## Problem:
Tally up every line in the records beneath that has "into", and write down only the total.

Records excerpted from a collection
- Opening Delimiter -

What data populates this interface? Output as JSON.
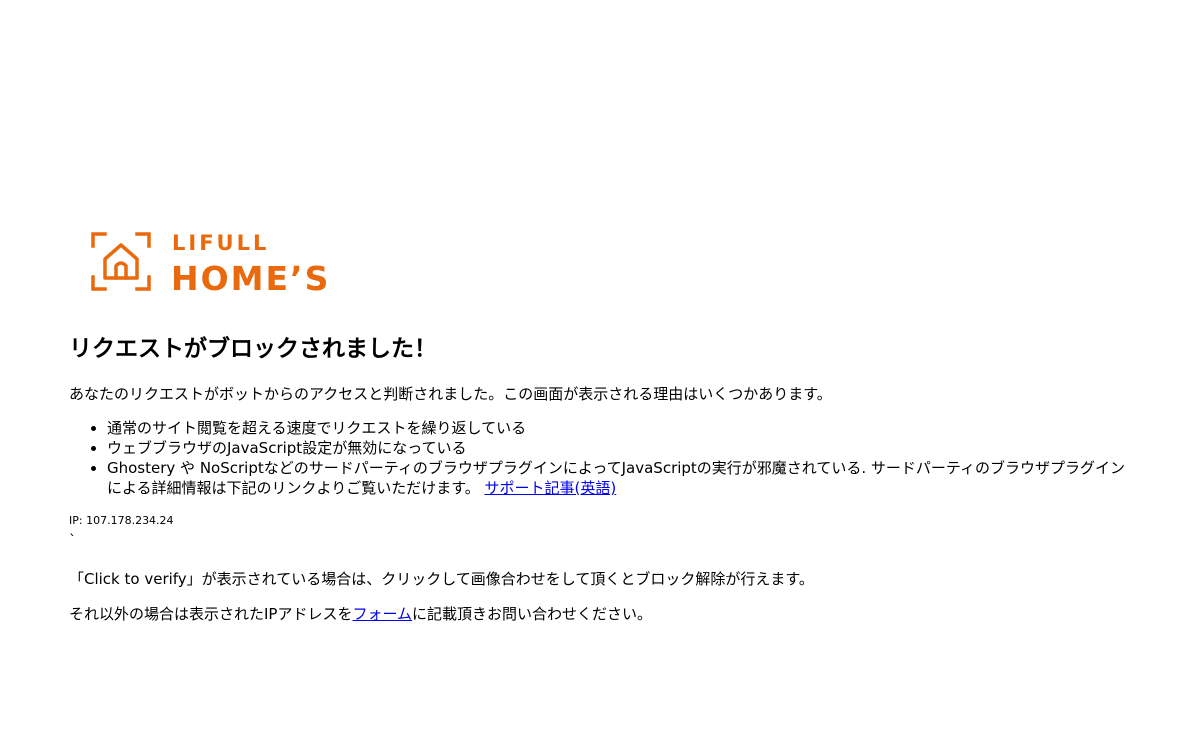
{
  "brand": {
    "logo_top": "LIFULL",
    "logo_main": "HOME’S",
    "color": "#e9690c"
  },
  "main": {
    "title": "リクエストがブロックされました！",
    "lead": "あなたのリクエストがボットからのアクセスと判断されました。この画面が表示される理由はいくつかあります。",
    "reasons": [
      "通常のサイト閲覧を超える速度でリクエストを繰り返している",
      "ウェブブラウザのJavaScript設定が無効になっている",
      "Ghostery や NoScriptなどのサードパーティのブラウザプラグインによってJavaScriptの実行が邪魔されている. サードパーティのブラウザプラグインによる詳細情報は下記のリンクよりご覧いただけます。"
    ],
    "support_link": "サポート記事(英語)",
    "ip": "IP: 107.178.234.24",
    "tick": "`",
    "verify_note": "「Click to verify」が表示されている場合は、クリックして画像合わせをして頂くとブロック解除が行えます。",
    "contact_prefix": "それ以外の場合は表示されたIPアドレスを",
    "contact_link": "フォーム",
    "contact_suffix": "に記載頂きお問い合わせください。"
  }
}
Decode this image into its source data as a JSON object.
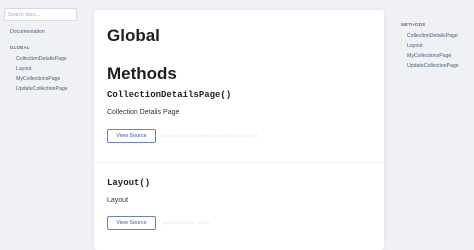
{
  "sidebar": {
    "search_placeholder": "Search docs...",
    "documentation": "Documentation",
    "global_heading": "GLOBAL",
    "items": [
      {
        "label": "CollectionDetailsPage"
      },
      {
        "label": "Layout"
      },
      {
        "label": "MyCollectionsPage"
      },
      {
        "label": "UpdateCollectionPage"
      }
    ]
  },
  "main": {
    "title": "Global",
    "methods_heading": "Methods",
    "methods": [
      {
        "signature": "CollectionDetailsPage()",
        "description": "Collection Details Page",
        "button_label": "View Source",
        "source_note": "pages/collection-details-page/index.tsx, line 3"
      },
      {
        "signature": "Layout()",
        "description": "Layout",
        "button_label": "View Source",
        "source_note": "layout/index.tsx, line 8"
      }
    ]
  },
  "toc": {
    "heading": "METHODS",
    "items": [
      {
        "label": "CollectionDetailsPage"
      },
      {
        "label": "Layout"
      },
      {
        "label": "MyCollectionsPage"
      },
      {
        "label": "UpdateCollectionPage"
      }
    ]
  }
}
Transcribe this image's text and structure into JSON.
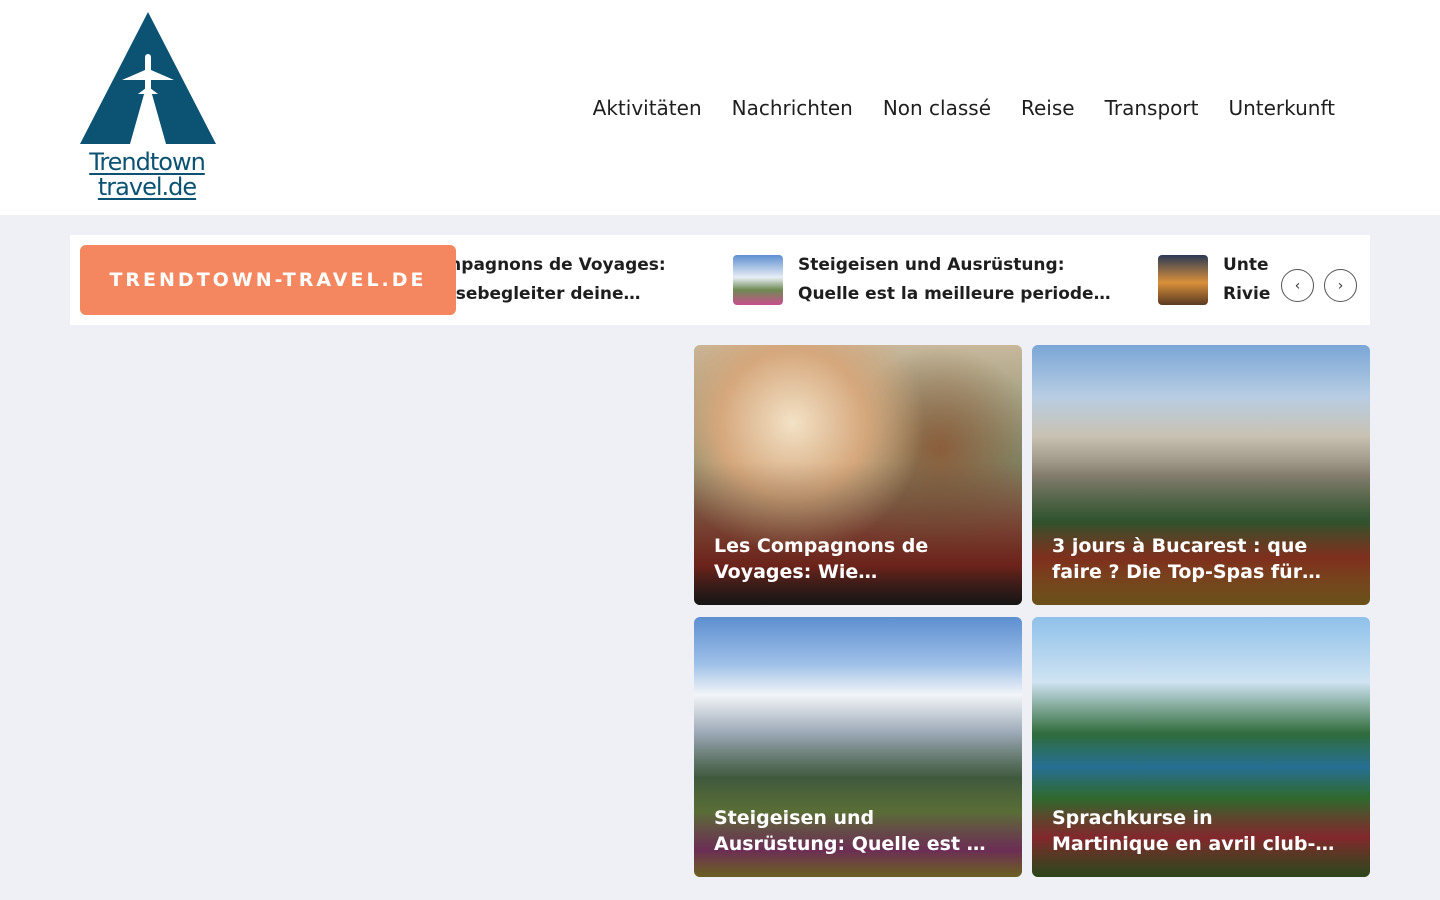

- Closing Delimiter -

## Exercise solution:
2